That’s a phrase that went through my mind many times when Mike’s Mom aka “Granny” was struggling through her final days on earth. Bedridden, unable to speak, hardly able to eat, she lingered. The agonising moments ticked by. It was so hard for her to die. For the last few years of her life, she really wanted to go. She had a few episodes of where she fell unconscious, collapsed and we had to carry her to her bed. When she came round, she would say, “I wish it would just take me.” When her older beloved sister, Helen passed away, we were nervous of telling her. When we did, she simply said, “good.” It almost sounded callous, but she knew that Helen would be in a far better place and it was “good”.
It was so hard to die.
Yet, life is so fragile and the end of life to the strong and healthy can come swiftly and unexpectedly. Awake in the morning, showering, shaving, smiling, saying goodbye, strong, not knowing that within an hour they would be gone. Silent. Cold. Flung from his motorbike – lifeless.
It was so easy to die.
We live suspended and with suspense about our parting from this world.
Will it be hard, or will it be easy.
We don’t know. All we do know is that it will happen and we must be ready.
What I also know is that this is not the end. This is is only a departure. It’s moving from this world to the next. The next is far better. It’s the getting there that is difficult.
I’ve been thinking about Brittany Maynard who had glioblastoma, an aggressive brain cancer. She was 29. After her diagnosis, she was given 6 months to live and she decided to not wait for the natural course of death to come, but to hurry it along with assisted suicide.
I don’t agree with assisted suicide, but I understand why someone would want to go that route. When I read Brittany’s husband’s account of her last day on earth and what she did to end her life, I understand. I don’t agree, but I understand.

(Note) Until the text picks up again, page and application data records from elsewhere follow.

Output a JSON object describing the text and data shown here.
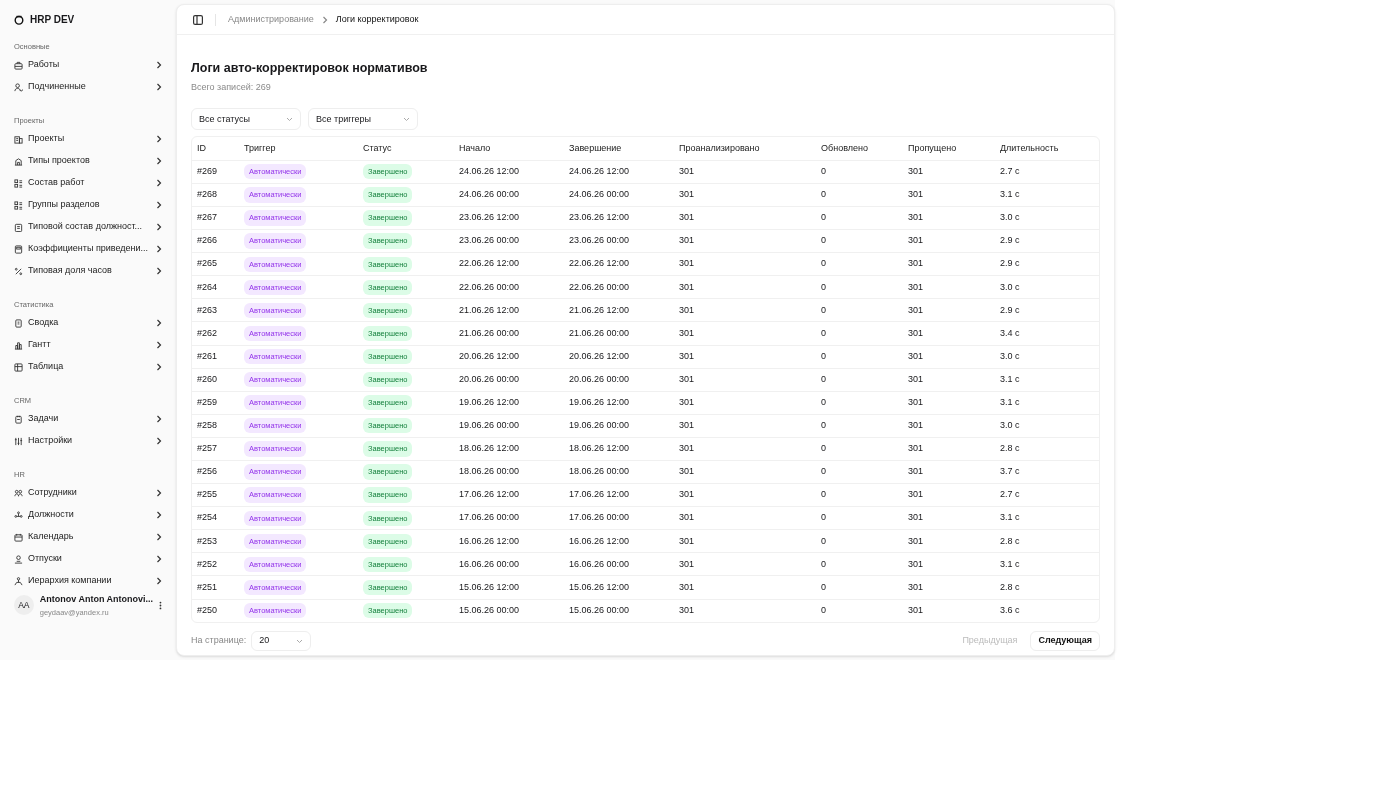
{
  "sidebar": {
    "brand": "HRP DEV",
    "groups": [
      {
        "label": "Основные",
        "items": [
          "Работы",
          "Подчиненные"
        ]
      },
      {
        "label": "Проекты",
        "items": [
          "Проекты",
          "Типы проектов",
          "Состав работ",
          "Группы разделов",
          "Типовой состав должност...",
          "Коэффициенты приведени...",
          "Типовая доля часов"
        ]
      },
      {
        "label": "Статистика",
        "items": [
          "Сводка",
          "Гантт",
          "Таблица"
        ]
      },
      {
        "label": "CRM",
        "items": [
          "Задачи",
          "Настройки"
        ]
      },
      {
        "label": "HR",
        "items": [
          "Сотрудники",
          "Должности",
          "Календарь",
          "Отпуски",
          "Иерархия компании"
        ]
      }
    ],
    "user": {
      "initials": "AA",
      "name": "Antonov Anton Antonovi...",
      "email": "geydaav@yandex.ru"
    }
  },
  "breadcrumbs": [
    "Администрирование",
    "Логи корректировок"
  ],
  "page": {
    "title": "Логи авто-корректировок нормативов",
    "subtitle": "Всего записей: 269"
  },
  "filters": [
    "Все статусы",
    "Все триггеры"
  ],
  "table": {
    "columns": [
      "ID",
      "Триггер",
      "Статус",
      "Начало",
      "Завершение",
      "Проанализировано",
      "Обновлено",
      "Пропущено",
      "Длительность"
    ],
    "rows": [
      [
        "#269",
        "Автоматически",
        "Завершено",
        "24.06.26 12:00",
        "24.06.26 12:00",
        "301",
        "0",
        "301",
        "2.7 с"
      ],
      [
        "#268",
        "Автоматически",
        "Завершено",
        "24.06.26 00:00",
        "24.06.26 00:00",
        "301",
        "0",
        "301",
        "3.1 с"
      ],
      [
        "#267",
        "Автоматически",
        "Завершено",
        "23.06.26 12:00",
        "23.06.26 12:00",
        "301",
        "0",
        "301",
        "3.0 с"
      ],
      [
        "#266",
        "Автоматически",
        "Завершено",
        "23.06.26 00:00",
        "23.06.26 00:00",
        "301",
        "0",
        "301",
        "2.9 с"
      ],
      [
        "#265",
        "Автоматически",
        "Завершено",
        "22.06.26 12:00",
        "22.06.26 12:00",
        "301",
        "0",
        "301",
        "2.9 с"
      ],
      [
        "#264",
        "Автоматически",
        "Завершено",
        "22.06.26 00:00",
        "22.06.26 00:00",
        "301",
        "0",
        "301",
        "3.0 с"
      ],
      [
        "#263",
        "Автоматически",
        "Завершено",
        "21.06.26 12:00",
        "21.06.26 12:00",
        "301",
        "0",
        "301",
        "2.9 с"
      ],
      [
        "#262",
        "Автоматически",
        "Завершено",
        "21.06.26 00:00",
        "21.06.26 00:00",
        "301",
        "0",
        "301",
        "3.4 с"
      ],
      [
        "#261",
        "Автоматически",
        "Завершено",
        "20.06.26 12:00",
        "20.06.26 12:00",
        "301",
        "0",
        "301",
        "3.0 с"
      ],
      [
        "#260",
        "Автоматически",
        "Завершено",
        "20.06.26 00:00",
        "20.06.26 00:00",
        "301",
        "0",
        "301",
        "3.1 с"
      ],
      [
        "#259",
        "Автоматически",
        "Завершено",
        "19.06.26 12:00",
        "19.06.26 12:00",
        "301",
        "0",
        "301",
        "3.1 с"
      ],
      [
        "#258",
        "Автоматически",
        "Завершено",
        "19.06.26 00:00",
        "19.06.26 00:00",
        "301",
        "0",
        "301",
        "3.0 с"
      ],
      [
        "#257",
        "Автоматически",
        "Завершено",
        "18.06.26 12:00",
        "18.06.26 12:00",
        "301",
        "0",
        "301",
        "2.8 с"
      ],
      [
        "#256",
        "Автоматически",
        "Завершено",
        "18.06.26 00:00",
        "18.06.26 00:00",
        "301",
        "0",
        "301",
        "3.7 с"
      ],
      [
        "#255",
        "Автоматически",
        "Завершено",
        "17.06.26 12:00",
        "17.06.26 12:00",
        "301",
        "0",
        "301",
        "2.7 с"
      ],
      [
        "#254",
        "Автоматически",
        "Завершено",
        "17.06.26 00:00",
        "17.06.26 00:00",
        "301",
        "0",
        "301",
        "3.1 с"
      ],
      [
        "#253",
        "Автоматически",
        "Завершено",
        "16.06.26 12:00",
        "16.06.26 12:00",
        "301",
        "0",
        "301",
        "2.8 с"
      ],
      [
        "#252",
        "Автоматически",
        "Завершено",
        "16.06.26 00:00",
        "16.06.26 00:00",
        "301",
        "0",
        "301",
        "3.1 с"
      ],
      [
        "#251",
        "Автоматически",
        "Завершено",
        "15.06.26 12:00",
        "15.06.26 12:00",
        "301",
        "0",
        "301",
        "2.8 с"
      ],
      [
        "#250",
        "Автоматически",
        "Завершено",
        "15.06.26 00:00",
        "15.06.26 00:00",
        "301",
        "0",
        "301",
        "3.6 с"
      ]
    ]
  },
  "pagination": {
    "label": "На странице:",
    "page_size": "20",
    "prev": {
      "label": "Предыдущая",
      "disabled": true
    },
    "next": {
      "label": "Следующая",
      "disabled": false
    }
  }
}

I don’t agree, because I live in hope.
I believe in miracles.
On a lighter note, I have a serious case of FOMO – Fear Of Missing Out.

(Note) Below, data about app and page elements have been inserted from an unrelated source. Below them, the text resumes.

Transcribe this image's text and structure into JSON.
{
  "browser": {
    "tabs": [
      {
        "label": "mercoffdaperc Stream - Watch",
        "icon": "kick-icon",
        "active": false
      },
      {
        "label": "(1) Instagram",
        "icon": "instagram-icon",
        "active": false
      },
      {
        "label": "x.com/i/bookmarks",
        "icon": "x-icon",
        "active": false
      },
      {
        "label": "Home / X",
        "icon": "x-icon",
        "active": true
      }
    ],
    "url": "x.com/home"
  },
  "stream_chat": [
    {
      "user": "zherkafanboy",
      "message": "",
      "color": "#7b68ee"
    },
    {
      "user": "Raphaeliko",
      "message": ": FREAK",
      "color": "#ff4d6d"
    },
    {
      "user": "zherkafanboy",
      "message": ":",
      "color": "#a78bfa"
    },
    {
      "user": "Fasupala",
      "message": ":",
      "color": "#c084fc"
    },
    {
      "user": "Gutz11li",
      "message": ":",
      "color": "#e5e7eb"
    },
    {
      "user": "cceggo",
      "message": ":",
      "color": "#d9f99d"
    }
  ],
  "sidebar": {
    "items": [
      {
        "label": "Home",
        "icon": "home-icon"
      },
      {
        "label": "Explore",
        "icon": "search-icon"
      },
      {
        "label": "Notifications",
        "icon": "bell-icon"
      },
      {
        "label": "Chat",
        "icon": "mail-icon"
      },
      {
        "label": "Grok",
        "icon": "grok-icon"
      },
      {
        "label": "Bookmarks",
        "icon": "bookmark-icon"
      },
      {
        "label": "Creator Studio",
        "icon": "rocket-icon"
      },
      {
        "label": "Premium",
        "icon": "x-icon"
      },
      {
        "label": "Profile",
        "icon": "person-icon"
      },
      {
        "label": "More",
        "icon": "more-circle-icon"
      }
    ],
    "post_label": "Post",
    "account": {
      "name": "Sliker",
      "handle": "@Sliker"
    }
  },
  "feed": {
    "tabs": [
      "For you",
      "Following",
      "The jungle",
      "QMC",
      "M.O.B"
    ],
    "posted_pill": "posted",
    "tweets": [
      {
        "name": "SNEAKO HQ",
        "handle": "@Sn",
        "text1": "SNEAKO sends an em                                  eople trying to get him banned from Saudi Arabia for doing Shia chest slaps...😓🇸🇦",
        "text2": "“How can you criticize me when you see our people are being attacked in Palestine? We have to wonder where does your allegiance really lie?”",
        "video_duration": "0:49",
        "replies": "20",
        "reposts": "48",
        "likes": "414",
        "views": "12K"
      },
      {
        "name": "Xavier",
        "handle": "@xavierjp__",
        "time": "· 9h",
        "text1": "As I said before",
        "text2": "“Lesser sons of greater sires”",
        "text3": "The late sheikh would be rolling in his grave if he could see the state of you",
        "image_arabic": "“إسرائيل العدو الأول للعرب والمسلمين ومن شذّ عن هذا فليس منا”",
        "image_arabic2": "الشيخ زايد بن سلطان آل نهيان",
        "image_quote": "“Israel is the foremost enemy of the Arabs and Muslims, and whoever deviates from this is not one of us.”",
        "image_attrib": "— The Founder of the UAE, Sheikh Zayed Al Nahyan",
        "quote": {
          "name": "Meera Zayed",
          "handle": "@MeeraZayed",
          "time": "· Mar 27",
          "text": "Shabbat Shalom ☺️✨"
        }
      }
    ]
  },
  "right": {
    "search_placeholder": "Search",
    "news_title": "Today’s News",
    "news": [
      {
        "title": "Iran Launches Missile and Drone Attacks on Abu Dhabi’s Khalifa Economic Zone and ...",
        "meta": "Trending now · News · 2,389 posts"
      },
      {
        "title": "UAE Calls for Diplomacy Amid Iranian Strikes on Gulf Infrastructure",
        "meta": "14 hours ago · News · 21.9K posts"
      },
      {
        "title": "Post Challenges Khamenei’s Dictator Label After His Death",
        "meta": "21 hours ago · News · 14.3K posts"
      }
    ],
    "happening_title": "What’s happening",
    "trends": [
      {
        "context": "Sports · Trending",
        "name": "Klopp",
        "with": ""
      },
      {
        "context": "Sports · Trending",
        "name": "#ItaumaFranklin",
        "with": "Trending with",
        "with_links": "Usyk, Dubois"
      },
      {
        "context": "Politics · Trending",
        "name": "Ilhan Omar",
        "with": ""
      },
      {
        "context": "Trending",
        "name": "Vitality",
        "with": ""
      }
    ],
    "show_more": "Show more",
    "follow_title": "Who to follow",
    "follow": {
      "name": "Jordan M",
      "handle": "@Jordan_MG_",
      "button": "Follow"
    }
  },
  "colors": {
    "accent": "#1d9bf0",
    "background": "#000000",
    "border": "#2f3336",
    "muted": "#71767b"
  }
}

What if God healed me?
What if something profound happened as a result of my struggle?
A friend in our Bible study related the story of her late mother-in-law. My friend’s husband was told by the doctor that an increased dose of medication could be given his mother and it could all be over that night. My friend’s husband was adamant the doctor do no such thing. The mother went onto live several months longer, and in those months she found a relationship with God.
In those dying months, you just don’t know what will happen.
It’s so easy to die – it’s so hard to die, yet while we are on the journey, let’s cling to life, embrace the sunshine, admire the world, embrace our family, look for the good, cling to God.
I cling to You; Your right hand upholds me.
It’s not about now.
The best is yet to come.
Keep the smile going.
God bless you!
In His Grip,
Helga xx 🙂